Set down all of the records below exactly, please, omitting the images.

Stored data
=== Section Start ===

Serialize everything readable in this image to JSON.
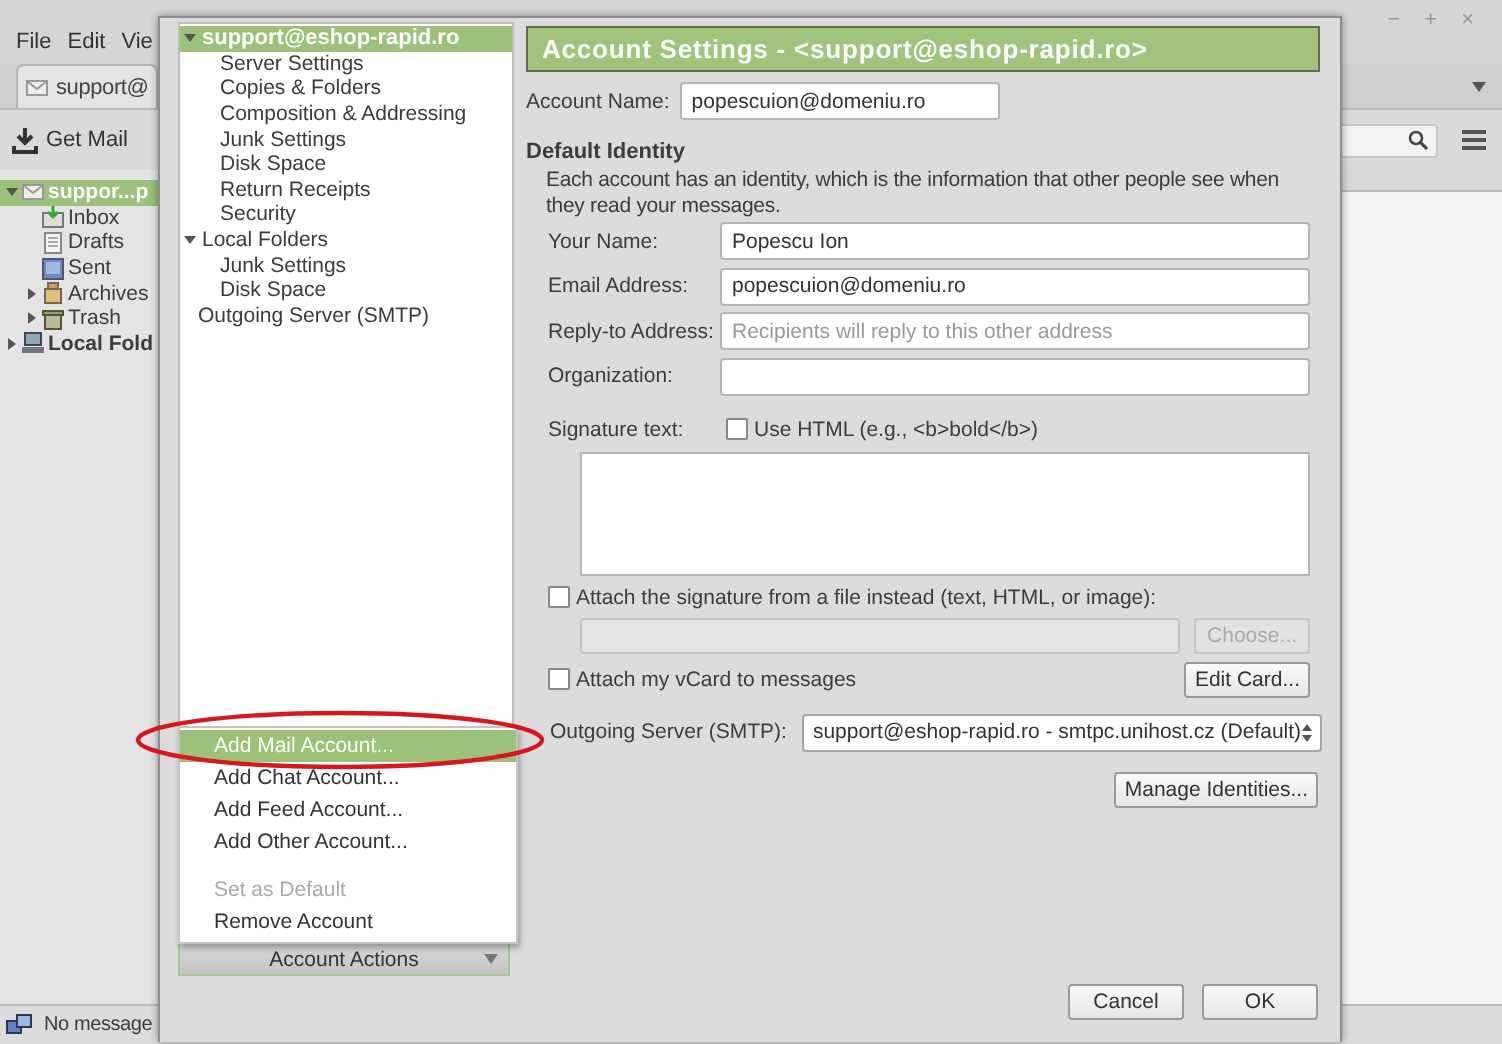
{
  "main_window": {
    "menu": [
      "File",
      "Edit",
      "Vie"
    ],
    "window_controls": [
      "−",
      "+",
      "×"
    ],
    "tab": "support@",
    "toolbar_button": "Get Mail",
    "folders": [
      {
        "label": "suppor...p",
        "kind": "account",
        "bold": true,
        "selected": true,
        "expanded": true,
        "children": [
          {
            "label": "Inbox",
            "kind": "inbox",
            "bold": false,
            "selected": false
          },
          {
            "label": "Drafts",
            "kind": "drafts",
            "bold": false,
            "selected": false
          },
          {
            "label": "Sent",
            "kind": "sent",
            "bold": false,
            "selected": false
          },
          {
            "label": "Archives",
            "kind": "archives",
            "bold": false,
            "selected": false,
            "expanded": false
          },
          {
            "label": "Trash",
            "kind": "trash",
            "bold": false,
            "selected": false,
            "expanded": false
          }
        ]
      },
      {
        "label": "Local Fold",
        "kind": "local",
        "bold": true,
        "selected": false,
        "expanded": false
      }
    ],
    "status_bar": "No message"
  },
  "dialog": {
    "tree": [
      {
        "label": "support@eshop-rapid.ro",
        "selected": true,
        "expanded": true,
        "children": [
          {
            "label": "Server Settings",
            "selected": false
          },
          {
            "label": "Copies & Folders",
            "selected": false
          },
          {
            "label": "Composition & Addressing",
            "selected": false
          },
          {
            "label": "Junk Settings",
            "selected": false
          },
          {
            "label": "Disk Space",
            "selected": false
          },
          {
            "label": "Return Receipts",
            "selected": false
          },
          {
            "label": "Security",
            "selected": false
          }
        ]
      },
      {
        "label": "Local Folders",
        "selected": false,
        "expanded": true,
        "children": [
          {
            "label": "Junk Settings",
            "selected": false
          },
          {
            "label": "Disk Space",
            "selected": false
          }
        ]
      },
      {
        "label": "Outgoing Server (SMTP)",
        "selected": false
      }
    ],
    "account_actions_menu": [
      {
        "kind": "item",
        "label": "Add Mail Account...",
        "selected": true,
        "disabled": false
      },
      {
        "kind": "item",
        "label": "Add Chat Account...",
        "selected": false,
        "disabled": false
      },
      {
        "kind": "item",
        "label": "Add Feed Account...",
        "selected": false,
        "disabled": false
      },
      {
        "kind": "item",
        "label": "Add Other Account...",
        "selected": false,
        "disabled": false
      },
      {
        "kind": "separator"
      },
      {
        "kind": "item",
        "label": "Set as Default",
        "selected": false,
        "disabled": true
      },
      {
        "kind": "item",
        "label": "Remove Account",
        "selected": false,
        "disabled": false
      }
    ],
    "account_actions": "Account Actions",
    "header": "Account Settings - <support@eshop-rapid.ro>",
    "account_name": {
      "label": "Account Name:",
      "value": "popescuion@domeniu.ro"
    },
    "identity_heading": "Default Identity",
    "identity_description": "Each account has an identity, which is the information that other people see when they read your messages.",
    "fields": [
      {
        "label": "Your Name:",
        "value": "Popescu Ion"
      },
      {
        "label": "Email Address:",
        "value": "popescuion@domeniu.ro"
      },
      {
        "label": "Reply-to Address:",
        "placeholder": "Recipients will reply to this other address"
      },
      {
        "label": "Organization:"
      }
    ],
    "signature_label": "Signature text:",
    "use_html": {
      "label": "Use HTML (e.g., <b>bold</b>)",
      "checked": false
    },
    "attach_file": {
      "label": "Attach the signature from a file instead (text, HTML, or image):",
      "checked": false
    },
    "choose_button": {
      "label": "Choose...",
      "disabled": true
    },
    "vcard": {
      "label": "Attach my vCard to messages",
      "checked": false
    },
    "edit_card_button": "Edit Card...",
    "smtp": {
      "label": "Outgoing Server (SMTP):",
      "value": "support@eshop-rapid.ro - smtpc.unihost.cz (Default)"
    },
    "manage_button": "Manage Identities...",
    "buttons": [
      "Cancel",
      "OK"
    ]
  }
}
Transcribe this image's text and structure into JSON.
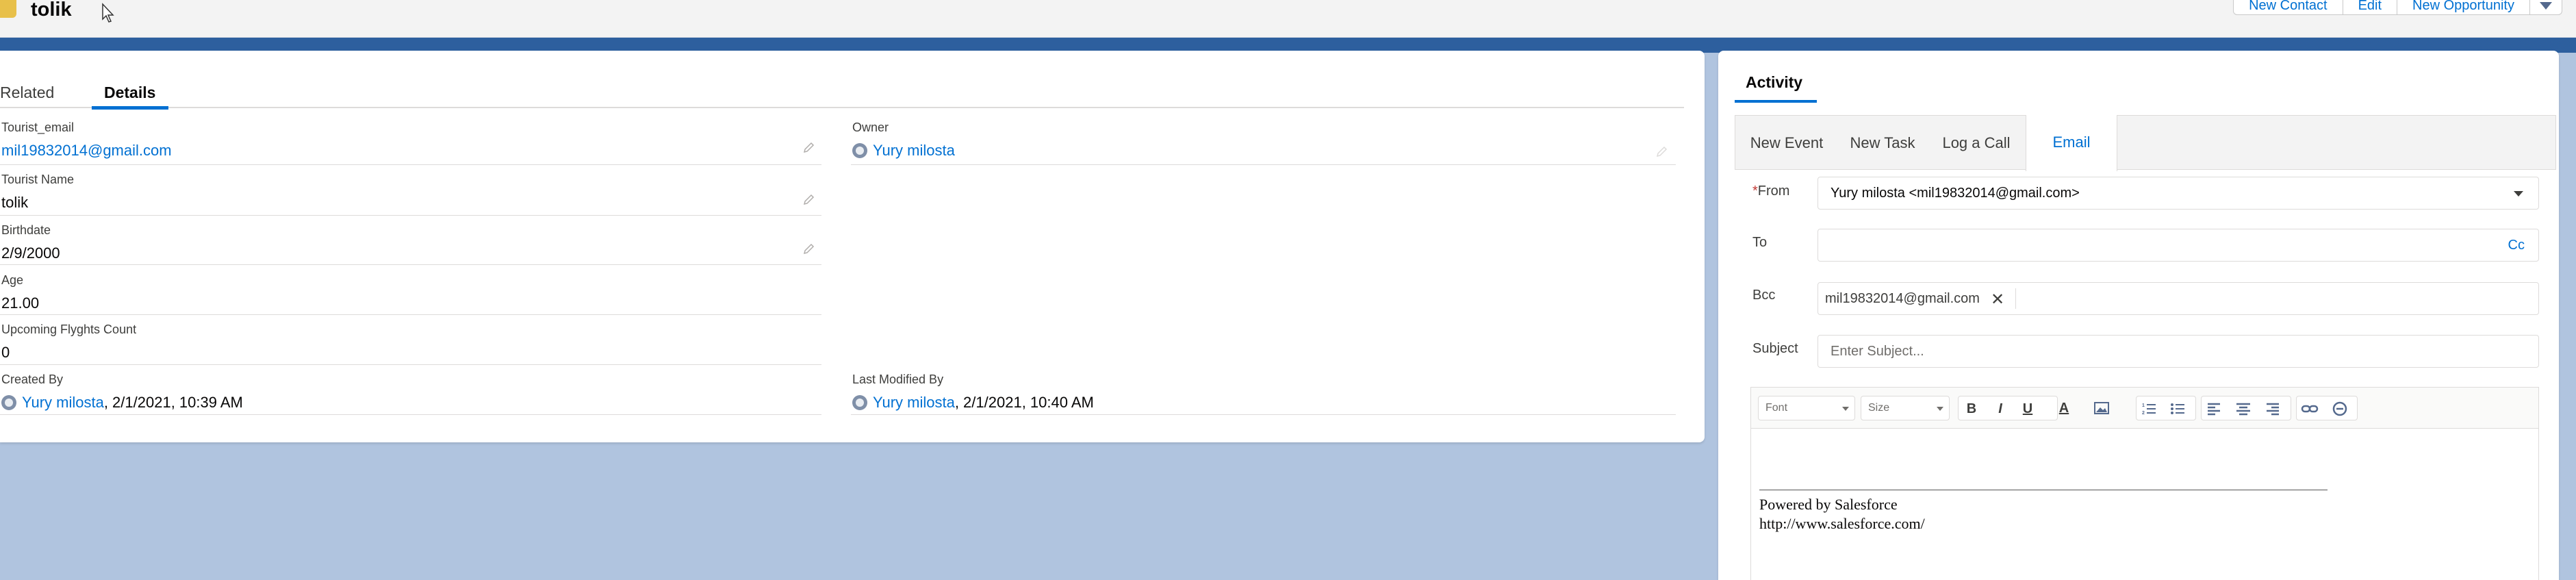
{
  "header": {
    "record_name": "tolik",
    "actions": [
      "New Contact",
      "Edit",
      "New Opportunity"
    ],
    "menu_icon": "chevron-down-icon"
  },
  "detail": {
    "tabs": [
      "Related",
      "Details"
    ],
    "active_tab": "Details",
    "fields": {
      "tourist_email": {
        "label": "Tourist_email",
        "value": "mil19832014@gmail.com"
      },
      "tourist_name": {
        "label": "Tourist Name",
        "value": "tolik"
      },
      "birthdate": {
        "label": "Birthdate",
        "value": "2/9/2000"
      },
      "age": {
        "label": "Age",
        "value": "21.00"
      },
      "upcoming_flights": {
        "label": "Upcoming Flyghts Count",
        "value": "0"
      },
      "owner": {
        "label": "Owner",
        "value": "Yury milosta"
      },
      "created_by": {
        "label": "Created By",
        "user": "Yury milosta",
        "date": ", 2/1/2021, 10:39 AM"
      },
      "last_modified_by": {
        "label": "Last Modified By",
        "user": "Yury milosta",
        "date": ", 2/1/2021, 10:40 AM"
      }
    }
  },
  "activity": {
    "title": "Activity",
    "tabs": [
      "New Event",
      "New Task",
      "Log a Call",
      "Email"
    ],
    "active_tab": "Email",
    "email": {
      "from_label": "From",
      "required_mark": "*",
      "from_value": "Yury milosta <mil19832014@gmail.com>",
      "to_label": "To",
      "cc_label": "Cc",
      "bcc_label": "Bcc",
      "bcc_pill": "mil19832014@gmail.com",
      "subject_label": "Subject",
      "subject_placeholder": "Enter Subject...",
      "font_select": "Font",
      "size_select": "Size",
      "signature_line1": "Powered by Salesforce",
      "signature_line2": "http://www.salesforce.com/"
    }
  },
  "colors": {
    "link": "#0070d2",
    "band": "#2d5f9e",
    "background": "#b0c4df"
  }
}
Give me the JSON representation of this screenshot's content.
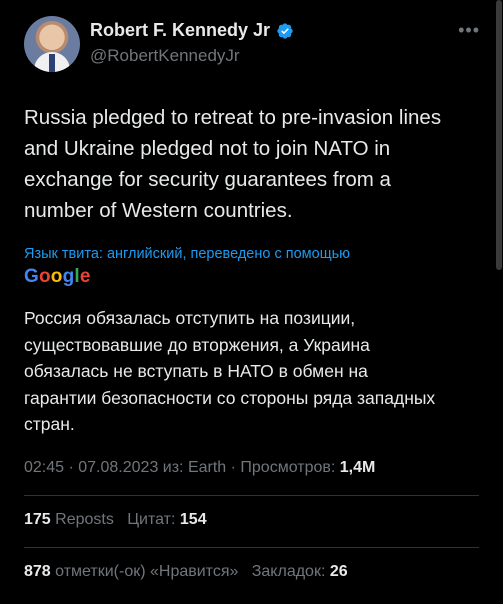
{
  "author": {
    "name": "Robert F. Kennedy Jr",
    "handle": "@RobertKennedyJr"
  },
  "more_label": "•••",
  "tweet": {
    "text": "Russia pledged to retreat to pre-invasion lines\nand Ukraine pledged not to join NATO in\nexchange for security guarantees from a\nnumber of Western countries.",
    "translation_note": "Язык твита: английский, переведено с помощью",
    "translation_provider": "Google",
    "translated_text": "Россия обязалась отступить на позиции,\nсуществовавшие до вторжения, а Украина\nобязалась не вступать в НАТО в обмен на\nгарантии безопасности со стороны ряда западных\nстран."
  },
  "meta": {
    "time_date_source": "02:45 · 07.08.2023 из: Earth · Просмотров: ",
    "views": "1,4M"
  },
  "stats": {
    "reposts_count": "175",
    "reposts_label": "Reposts",
    "quotes_label": "Цитат:",
    "quotes_count": "154",
    "likes_count": "878",
    "likes_label": "отметки(-ок) «Нравится»",
    "bookmarks_label": "Закладок:",
    "bookmarks_count": "26"
  },
  "colors": {
    "background": "#000000",
    "text": "#e7e9ea",
    "secondary": "#71767b",
    "accent": "#1d9bf0"
  },
  "icons": [
    "verified-badge-icon",
    "more-options-icon",
    "google-logo"
  ]
}
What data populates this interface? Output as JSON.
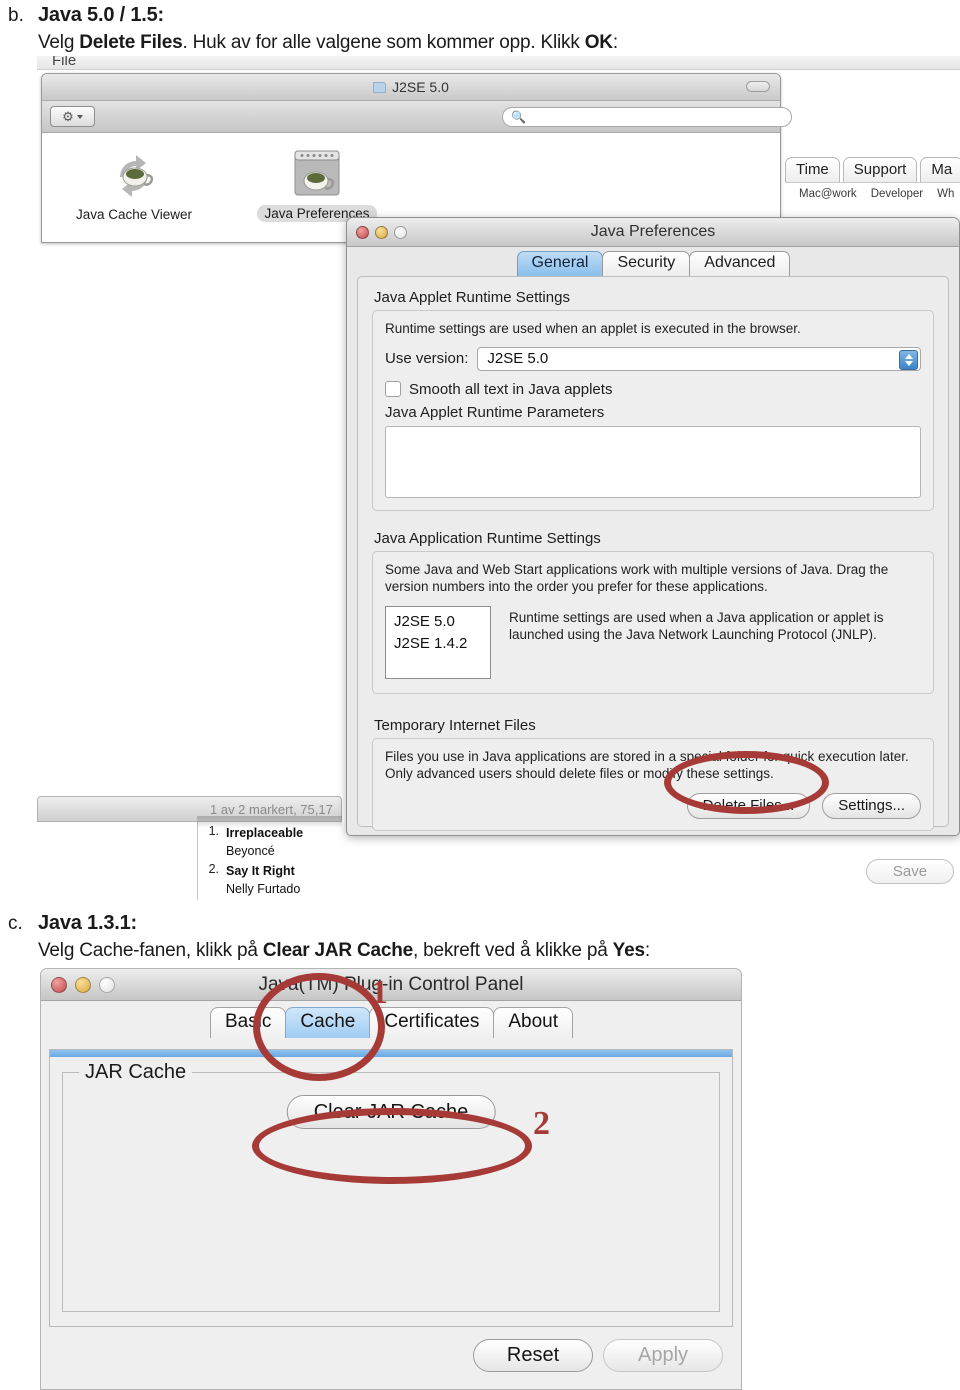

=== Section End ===

- **Response box**:
Serialize everything readable in this image to JSON.
{
  "main_window": {
    "menu": [
      "File",
      "Edit",
      "Vie"
    ],
    "window_controls": [
      "−",
      "+",
      "×"
    ],
    "tab": "support@",
    "toolbar_button": "Get Mail",
    "folders": [
      {
        "label": "suppor...p",
        "kind": "account",
        "bold": true,
        "selected": true,
        "expanded": true,
        "children": [
          {
            "label": "Inbox",
            "kind": "inbox",
            "bold": false,
            "selected": false
          },
          {
            "label": "Drafts",
            "kind": "drafts",
            "bold": false,
            "selected": false
          },
          {
            "label": "Sent",
            "kind": "sent",
            "bold": false,
            "selected": false
          },
          {
            "label": "Archives",
            "kind": "archives",
            "bold": false,
            "selected": false,
            "expanded": false
          },
          {
            "label": "Trash",
            "kind": "trash",
            "bold": false,
            "selected": false,
            "expanded": false
          }
        ]
      },
      {
        "label": "Local Fold",
        "kind": "local",
        "bold": true,
        "selected": false,
        "expanded": false
      }
    ],
    "status_bar": "No message"
  },
  "dialog": {
    "tree": [
      {
        "label": "support@eshop-rapid.ro",
        "selected": true,
        "expanded": true,
        "children": [
          {
            "label": "Server Settings",
            "selected": false
          },
          {
            "label": "Copies & Folders",
            "selected": false
          },
          {
            "label": "Composition & Addressing",
            "selected": false
          },
          {
            "label": "Junk Settings",
            "selected": false
          },
          {
            "label": "Disk Space",
            "selected": false
          },
          {
            "label": "Return Receipts",
            "selected": false
          },
          {
            "label": "Security",
            "selected": false
          }
        ]
      },
      {
        "label": "Local Folders",
        "selected": false,
        "expanded": true,
        "children": [
          {
            "label": "Junk Settings",
            "selected": false
          },
          {
            "label": "Disk Space",
            "selected": false
          }
        ]
      },
      {
        "label": "Outgoing Server (SMTP)",
        "selected": false
      }
    ],
    "account_actions_menu": [
      {
        "kind": "item",
        "label": "Add Mail Account...",
        "selected": true,
        "disabled": false
      },
      {
        "kind": "item",
        "label": "Add Chat Account...",
        "selected": false,
        "disabled": false
      },
      {
        "kind": "item",
        "label": "Add Feed Account...",
        "selected": false,
        "disabled": false
      },
      {
        "kind": "item",
        "label": "Add Other Account...",
        "selected": false,
        "disabled": false
      },
      {
        "kind": "separator"
      },
      {
        "kind": "item",
        "label": "Set as Default",
        "selected": false,
        "disabled": true
      },
      {
        "kind": "item",
        "label": "Remove Account",
        "selected": false,
        "disabled": false
      }
    ],
    "account_actions": "Account Actions",
    "header": "Account Settings - <support@eshop-rapid.ro>",
    "account_name": {
      "label": "Account Name:",
      "value": "popescuion@domeniu.ro"
    },
    "identity_heading": "Default Identity",
    "identity_description": "Each account has an identity, which is the information that other people see when they read your messages.",
    "fields": [
      {
        "label": "Your Name:",
        "value": "Popescu Ion"
      },
      {
        "label": "Email Address:",
        "value": "popescuion@domeniu.ro"
      },
      {
        "label": "Reply-to Address:",
        "placeholder": "Recipients will reply to this other address"
      },
      {
        "label": "Organization:"
      }
    ],
    "signature_label": "Signature text:",
    "use_html": {
      "label": "Use HTML (e.g., <b>bold</b>)",
      "checked": false
    },
    "attach_file": {
      "label": "Attach the signature from a file instead (text, HTML, or image):",
      "checked": false
    },
    "choose_button": {
      "label": "Choose...",
      "disabled": true
    },
    "vcard": {
      "label": "Attach my vCard to messages",
      "checked": false
    },
    "edit_card_button": "Edit Card...",
    "smtp": {
      "label": "Outgoing Server (SMTP):",
      "value": "support@eshop-rapid.ro - smtpc.unihost.cz (Default)"
    },
    "manage_button": "Manage Identities...",
    "buttons": [
      "Cancel",
      "OK"
    ]
  }
}
Transcribe this image's text and structure into JSON.
{
  "header": {
    "record_name": "tolik",
    "actions": [
      "New Contact",
      "Edit",
      "New Opportunity"
    ],
    "menu_icon": "chevron-down-icon"
  },
  "detail": {
    "tabs": [
      "Related",
      "Details"
    ],
    "active_tab": "Details",
    "fields": {
      "tourist_email": {
        "label": "Tourist_email",
        "value": "mil19832014@gmail.com"
      },
      "tourist_name": {
        "label": "Tourist Name",
        "value": "tolik"
      },
      "birthdate": {
        "label": "Birthdate",
        "value": "2/9/2000"
      },
      "age": {
        "label": "Age",
        "value": "21.00"
      },
      "upcoming_flights": {
        "label": "Upcoming Flyghts Count",
        "value": "0"
      },
      "owner": {
        "label": "Owner",
        "value": "Yury milosta"
      },
      "created_by": {
        "label": "Created By",
        "user": "Yury milosta",
        "date": ", 2/1/2021, 10:39 AM"
      },
      "last_modified_by": {
        "label": "Last Modified By",
        "user": "Yury milosta",
        "date": ", 2/1/2021, 10:40 AM"
      }
    }
  },
  "activity": {
    "title": "Activity",
    "tabs": [
      "New Event",
      "New Task",
      "Log a Call",
      "Email"
    ],
    "active_tab": "Email",
    "email": {
      "from_label": "From",
      "required_mark": "*",
      "from_value": "Yury milosta <mil19832014@gmail.com>",
      "to_label": "To",
      "cc_label": "Cc",
      "bcc_label": "Bcc",
      "bcc_pill": "mil19832014@gmail.com",
      "subject_label": "Subject",
      "subject_placeholder": "Enter Subject...",
      "font_select": "Font",
      "size_select": "Size",
      "signature_line1": "Powered by Salesforce",
      "signature_line2": "http://www.salesforce.com/"
    }
  },
  "colors": {
    "link": "#0070d2",
    "band": "#2d5f9e",
    "background": "#b0c4df"
  }
}
Give me the JSON representation of this screenshot's content.
{
  "author": {
    "name": "Robert F. Kennedy Jr",
    "handle": "@RobertKennedyJr"
  },
  "more_label": "•••",
  "tweet": {
    "text": "Russia pledged to retreat to pre-invasion lines\nand Ukraine pledged not to join NATO in\nexchange for security guarantees from a\nnumber of Western countries.",
    "translation_note": "Язык твита: английский, переведено с помощью",
    "translation_provider": "Google",
    "translated_text": "Россия обязалась отступить на позиции,\nсуществовавшие до вторжения, а Украина\nобязалась не вступать в НАТО в обмен на\nгарантии безопасности со стороны ряда западных\nстран."
  },
  "meta": {
    "time_date_source": "02:45 · 07.08.2023 из: Earth · Просмотров: ",
    "views": "1,4M"
  },
  "stats": {
    "reposts_count": "175",
    "reposts_label": "Reposts",
    "quotes_label": "Цитат:",
    "quotes_count": "154",
    "likes_count": "878",
    "likes_label": "отметки(-ок) «Нравится»",
    "bookmarks_label": "Закладок:",
    "bookmarks_count": "26"
  },
  "colors": {
    "background": "#000000",
    "text": "#e7e9ea",
    "secondary": "#71767b",
    "accent": "#1d9bf0"
  },
  "icons": [
    "verified-badge-icon",
    "more-options-icon",
    "google-logo"
  ]
}
What data populates this interface? Output as JSON.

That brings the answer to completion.